◆ Exercise description
Determine which lines of the records include the word "Correo", and copy them.

◆ Data in this exercise
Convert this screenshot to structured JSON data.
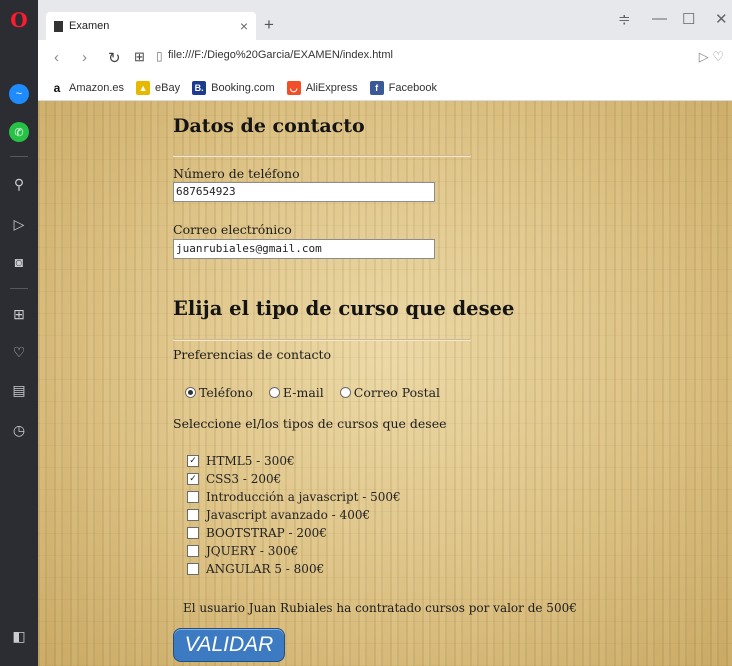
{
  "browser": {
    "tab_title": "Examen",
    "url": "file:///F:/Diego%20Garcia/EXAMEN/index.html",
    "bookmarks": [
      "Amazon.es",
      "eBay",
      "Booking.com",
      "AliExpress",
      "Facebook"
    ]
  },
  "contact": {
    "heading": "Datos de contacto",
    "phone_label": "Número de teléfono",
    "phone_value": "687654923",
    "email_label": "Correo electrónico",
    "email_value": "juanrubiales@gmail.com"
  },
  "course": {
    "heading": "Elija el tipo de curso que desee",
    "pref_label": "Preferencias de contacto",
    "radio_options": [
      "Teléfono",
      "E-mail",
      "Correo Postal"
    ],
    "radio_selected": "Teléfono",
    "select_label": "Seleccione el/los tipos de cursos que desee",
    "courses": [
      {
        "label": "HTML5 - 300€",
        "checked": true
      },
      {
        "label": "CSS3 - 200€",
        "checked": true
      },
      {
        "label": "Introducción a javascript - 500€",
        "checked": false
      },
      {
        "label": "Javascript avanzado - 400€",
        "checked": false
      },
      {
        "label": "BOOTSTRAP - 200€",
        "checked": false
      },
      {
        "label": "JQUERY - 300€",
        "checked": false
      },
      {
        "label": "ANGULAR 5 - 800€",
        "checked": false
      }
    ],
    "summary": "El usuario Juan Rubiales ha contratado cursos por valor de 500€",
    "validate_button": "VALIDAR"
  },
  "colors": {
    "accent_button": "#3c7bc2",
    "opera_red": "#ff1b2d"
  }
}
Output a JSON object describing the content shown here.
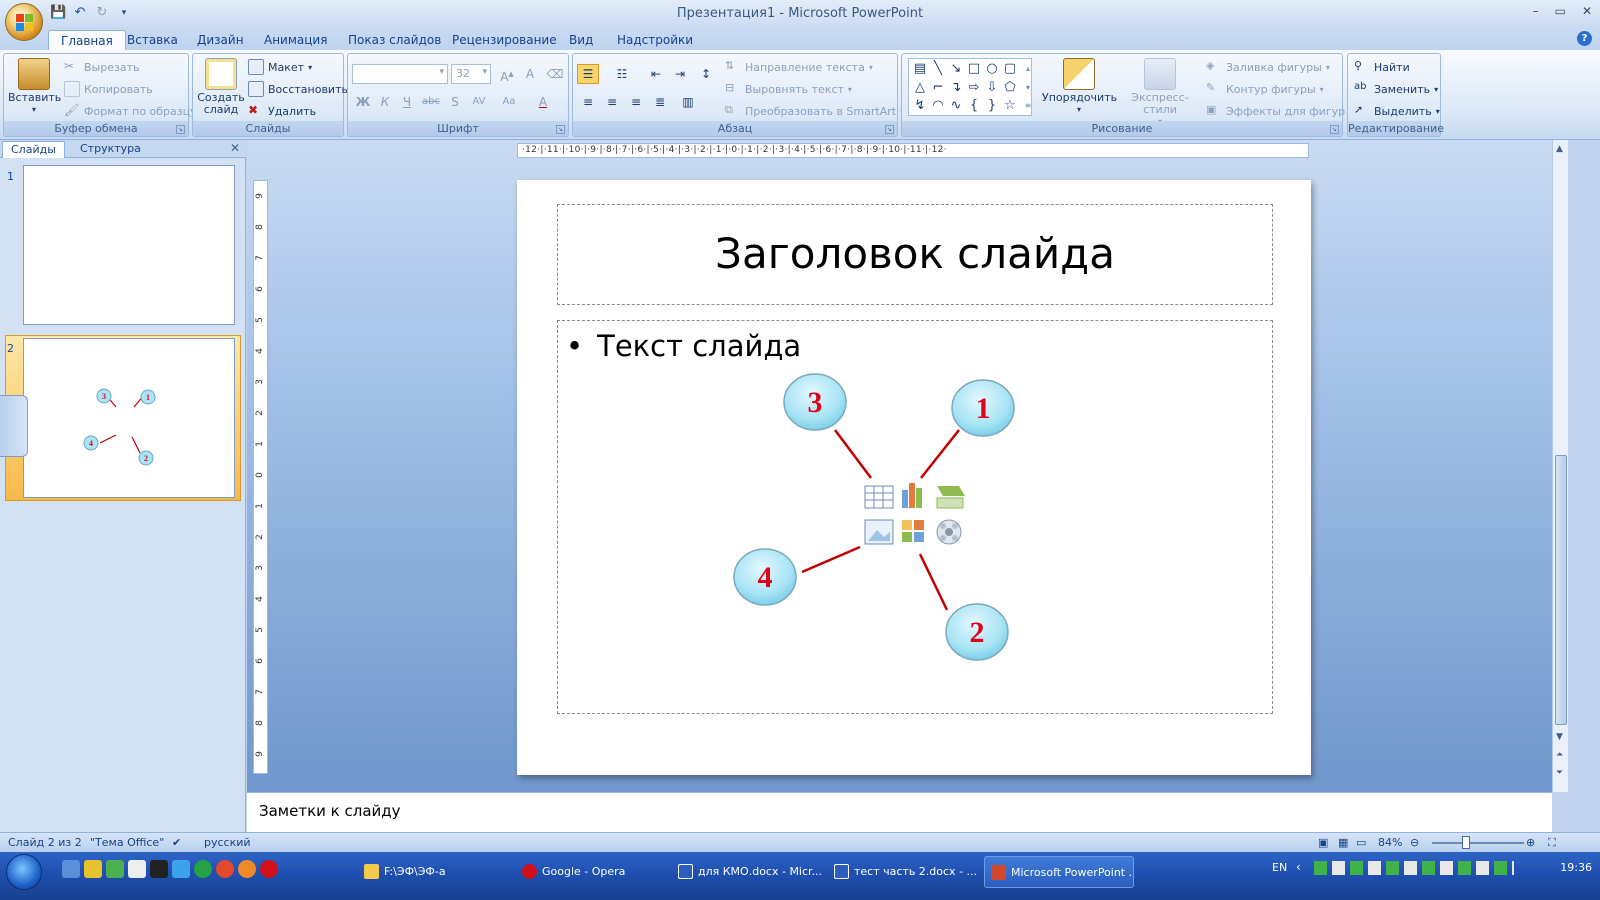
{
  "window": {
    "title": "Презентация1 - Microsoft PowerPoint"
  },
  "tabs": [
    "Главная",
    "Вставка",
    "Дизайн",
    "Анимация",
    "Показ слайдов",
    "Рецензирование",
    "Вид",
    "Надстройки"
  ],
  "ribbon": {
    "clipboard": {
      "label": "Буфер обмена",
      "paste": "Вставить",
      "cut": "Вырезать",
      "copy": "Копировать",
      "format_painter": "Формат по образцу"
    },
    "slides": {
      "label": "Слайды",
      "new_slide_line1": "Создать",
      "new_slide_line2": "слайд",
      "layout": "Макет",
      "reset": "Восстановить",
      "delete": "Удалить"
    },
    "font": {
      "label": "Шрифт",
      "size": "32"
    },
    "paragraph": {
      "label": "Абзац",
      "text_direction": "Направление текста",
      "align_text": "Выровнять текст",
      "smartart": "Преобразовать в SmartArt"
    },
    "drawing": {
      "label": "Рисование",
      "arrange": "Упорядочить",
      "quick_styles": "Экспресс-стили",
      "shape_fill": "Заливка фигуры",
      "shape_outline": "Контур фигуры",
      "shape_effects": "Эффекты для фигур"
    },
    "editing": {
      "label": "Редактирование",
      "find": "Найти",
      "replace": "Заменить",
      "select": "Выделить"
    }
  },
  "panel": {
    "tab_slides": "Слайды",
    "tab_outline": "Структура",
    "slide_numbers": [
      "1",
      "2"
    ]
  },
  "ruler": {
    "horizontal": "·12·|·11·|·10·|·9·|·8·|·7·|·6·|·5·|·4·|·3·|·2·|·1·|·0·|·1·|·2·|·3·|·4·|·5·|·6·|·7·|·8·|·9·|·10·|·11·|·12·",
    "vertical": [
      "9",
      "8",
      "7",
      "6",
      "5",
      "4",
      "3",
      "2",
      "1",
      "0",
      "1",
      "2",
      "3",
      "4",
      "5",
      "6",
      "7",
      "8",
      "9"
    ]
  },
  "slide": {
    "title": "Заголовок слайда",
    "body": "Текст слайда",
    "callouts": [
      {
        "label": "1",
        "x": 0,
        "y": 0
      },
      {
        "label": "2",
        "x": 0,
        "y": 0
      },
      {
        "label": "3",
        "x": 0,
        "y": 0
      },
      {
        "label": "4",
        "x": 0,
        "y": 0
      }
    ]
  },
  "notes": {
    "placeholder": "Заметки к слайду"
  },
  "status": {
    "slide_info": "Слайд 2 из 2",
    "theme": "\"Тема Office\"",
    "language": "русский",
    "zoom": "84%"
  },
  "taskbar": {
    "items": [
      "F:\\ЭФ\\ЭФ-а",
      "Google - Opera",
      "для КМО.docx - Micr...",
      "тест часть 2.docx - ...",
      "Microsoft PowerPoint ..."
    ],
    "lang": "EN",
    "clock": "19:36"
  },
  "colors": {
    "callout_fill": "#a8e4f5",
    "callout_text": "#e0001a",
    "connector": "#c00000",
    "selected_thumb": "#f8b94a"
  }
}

◆ Answer section
    "email_label": "Correo electrónico",
      "Correo Postal"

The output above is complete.